In 2019, Dr Eirini Velliou, when she was at the University of Surrey, was awarded an Industrial Fellowship. She is now Associate Professor at the Centre for 3D models of Health and Disease, within the Division of Surgery and Interventional Science at UCL. The Royal Academy of Engineering’s Industrial Fellowships strengthen the links between universities and industry as well as encouraging collaborative partnerships.
Dr Eirini Velliou is a chemical engineer working in the field of bioprocess and tissue engineering. Her Industrial Fellowship assignment aims to generate a 3D reconstructed human skin-equivalent for cosmetics and skincare screening with her industrial partner, Unilever Research and Development PLC.
Dr Velliou’s team is active at the interface of biomaterials, bioreactors and biological systems. The group aims to produce 3D laboratory models of healthy or diseased tissues. These laboratory models can help reduce the use of animal experimentation for both cosmetic and biomedical uses.
In terms of tissue types, a big part of the group’s research activities is focused on developing biochemically and biomechanically complex 3D in vitro models of different types of cancer such as pancreatic and ovarian. By analysing the microenvironment of tissues, it will enable the study of their stiffness and porosity, cell-cell and cell-matrix interactions, diffusion of oxygen, nutrients and metabolites as well as distribution of the vascularisation. This will allow clinicians to design personalised treatments for specific individuals.
Dr Velliou’s work with Unilever will create a ‘skin-bioreactor’ with tuneable structure and perfusion, validated by using transdermal permeation studies of Unilever products. The skin bioreactor will serve as a low cost, animal-free skin surrogate for cosmetics screening. With this tool, Unilever will be able to conduct accurate skin product screening and deliver faster products from bench to consumption.
About Industrial Fellowships

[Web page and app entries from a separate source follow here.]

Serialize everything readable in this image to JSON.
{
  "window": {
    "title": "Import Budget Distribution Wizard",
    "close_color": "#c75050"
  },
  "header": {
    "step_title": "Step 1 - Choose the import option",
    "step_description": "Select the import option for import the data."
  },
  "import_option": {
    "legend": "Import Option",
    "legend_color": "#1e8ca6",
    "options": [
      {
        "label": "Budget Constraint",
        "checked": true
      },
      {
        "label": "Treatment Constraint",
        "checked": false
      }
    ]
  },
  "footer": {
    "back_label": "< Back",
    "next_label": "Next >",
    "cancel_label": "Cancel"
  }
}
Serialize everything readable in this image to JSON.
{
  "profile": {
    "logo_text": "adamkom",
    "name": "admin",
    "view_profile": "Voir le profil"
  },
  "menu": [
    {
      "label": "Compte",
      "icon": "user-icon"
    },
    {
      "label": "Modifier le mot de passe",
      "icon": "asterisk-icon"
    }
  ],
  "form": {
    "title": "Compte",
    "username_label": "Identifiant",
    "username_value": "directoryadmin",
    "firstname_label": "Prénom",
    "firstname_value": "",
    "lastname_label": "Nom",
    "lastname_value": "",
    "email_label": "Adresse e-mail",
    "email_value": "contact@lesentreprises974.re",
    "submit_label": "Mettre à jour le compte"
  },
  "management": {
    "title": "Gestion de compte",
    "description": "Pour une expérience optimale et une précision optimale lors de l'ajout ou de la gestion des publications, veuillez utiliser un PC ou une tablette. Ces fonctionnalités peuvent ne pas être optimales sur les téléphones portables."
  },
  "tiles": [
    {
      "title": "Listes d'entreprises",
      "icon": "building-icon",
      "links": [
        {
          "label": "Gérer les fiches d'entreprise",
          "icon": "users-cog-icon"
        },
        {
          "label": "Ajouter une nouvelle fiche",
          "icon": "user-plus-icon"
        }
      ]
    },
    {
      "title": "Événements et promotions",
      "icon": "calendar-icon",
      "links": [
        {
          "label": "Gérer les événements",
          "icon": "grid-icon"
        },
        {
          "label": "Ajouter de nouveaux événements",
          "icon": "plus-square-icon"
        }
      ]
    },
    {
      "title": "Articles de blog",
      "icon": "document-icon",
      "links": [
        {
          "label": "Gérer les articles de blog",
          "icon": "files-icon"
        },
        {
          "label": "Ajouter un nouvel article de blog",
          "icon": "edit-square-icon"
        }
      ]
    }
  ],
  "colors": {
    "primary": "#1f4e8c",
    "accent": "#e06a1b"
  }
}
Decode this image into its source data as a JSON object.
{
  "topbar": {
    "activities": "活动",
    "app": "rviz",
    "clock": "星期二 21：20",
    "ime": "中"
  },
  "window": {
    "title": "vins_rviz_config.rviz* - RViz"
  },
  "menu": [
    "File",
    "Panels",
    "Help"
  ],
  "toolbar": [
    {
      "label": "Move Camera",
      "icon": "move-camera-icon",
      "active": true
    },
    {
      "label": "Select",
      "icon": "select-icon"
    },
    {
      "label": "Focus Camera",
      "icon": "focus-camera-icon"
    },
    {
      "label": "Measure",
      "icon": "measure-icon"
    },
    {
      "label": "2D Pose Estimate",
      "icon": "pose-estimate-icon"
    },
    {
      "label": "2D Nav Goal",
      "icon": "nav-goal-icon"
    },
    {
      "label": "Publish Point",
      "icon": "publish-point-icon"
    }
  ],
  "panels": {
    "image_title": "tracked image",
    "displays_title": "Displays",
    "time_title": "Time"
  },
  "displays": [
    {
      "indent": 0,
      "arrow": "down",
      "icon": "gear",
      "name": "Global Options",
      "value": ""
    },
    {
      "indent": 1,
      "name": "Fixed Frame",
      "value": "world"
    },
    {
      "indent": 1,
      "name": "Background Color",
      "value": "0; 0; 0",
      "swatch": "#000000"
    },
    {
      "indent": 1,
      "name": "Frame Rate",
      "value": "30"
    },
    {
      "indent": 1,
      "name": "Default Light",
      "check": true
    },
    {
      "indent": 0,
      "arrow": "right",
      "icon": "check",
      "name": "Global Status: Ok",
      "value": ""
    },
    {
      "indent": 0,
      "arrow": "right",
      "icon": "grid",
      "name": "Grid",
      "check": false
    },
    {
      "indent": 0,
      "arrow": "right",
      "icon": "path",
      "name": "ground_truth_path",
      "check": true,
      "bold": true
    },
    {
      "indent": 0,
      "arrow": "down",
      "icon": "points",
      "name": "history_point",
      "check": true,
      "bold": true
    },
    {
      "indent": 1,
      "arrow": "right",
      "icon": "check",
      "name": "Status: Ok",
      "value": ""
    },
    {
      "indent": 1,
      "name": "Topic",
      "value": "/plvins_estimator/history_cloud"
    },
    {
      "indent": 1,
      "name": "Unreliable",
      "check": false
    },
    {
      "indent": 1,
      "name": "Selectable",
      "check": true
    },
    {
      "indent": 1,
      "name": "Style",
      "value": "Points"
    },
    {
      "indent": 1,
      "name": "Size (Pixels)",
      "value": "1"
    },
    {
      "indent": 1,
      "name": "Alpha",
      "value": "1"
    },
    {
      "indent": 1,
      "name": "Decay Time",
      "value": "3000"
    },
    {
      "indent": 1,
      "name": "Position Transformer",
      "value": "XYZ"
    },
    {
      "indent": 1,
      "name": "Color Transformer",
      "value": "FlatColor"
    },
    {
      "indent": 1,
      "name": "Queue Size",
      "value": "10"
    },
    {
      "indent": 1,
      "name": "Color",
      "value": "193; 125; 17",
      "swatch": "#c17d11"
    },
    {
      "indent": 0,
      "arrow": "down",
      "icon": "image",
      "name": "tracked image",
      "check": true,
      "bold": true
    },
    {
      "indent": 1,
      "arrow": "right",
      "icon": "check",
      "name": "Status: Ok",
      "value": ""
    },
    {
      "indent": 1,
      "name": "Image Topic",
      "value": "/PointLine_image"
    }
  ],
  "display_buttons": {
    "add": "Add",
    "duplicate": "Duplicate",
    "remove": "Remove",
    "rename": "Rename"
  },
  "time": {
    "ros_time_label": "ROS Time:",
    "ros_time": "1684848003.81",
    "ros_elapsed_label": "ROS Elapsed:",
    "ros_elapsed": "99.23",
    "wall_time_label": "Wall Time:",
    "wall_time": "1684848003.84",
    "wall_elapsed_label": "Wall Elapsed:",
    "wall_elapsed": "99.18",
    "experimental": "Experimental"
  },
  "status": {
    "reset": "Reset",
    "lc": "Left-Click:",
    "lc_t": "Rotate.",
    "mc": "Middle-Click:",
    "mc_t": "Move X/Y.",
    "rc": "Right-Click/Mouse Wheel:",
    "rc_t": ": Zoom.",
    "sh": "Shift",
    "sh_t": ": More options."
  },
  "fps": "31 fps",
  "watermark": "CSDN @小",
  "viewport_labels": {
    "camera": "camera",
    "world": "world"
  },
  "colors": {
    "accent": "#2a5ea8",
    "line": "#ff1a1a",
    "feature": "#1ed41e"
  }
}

The Royal Academy of Engineering Industrial Fellowships scheme enables mid-career academics and industrialists to undertake a collaborative research project in either an industrial or academic environment, where one party would host the other.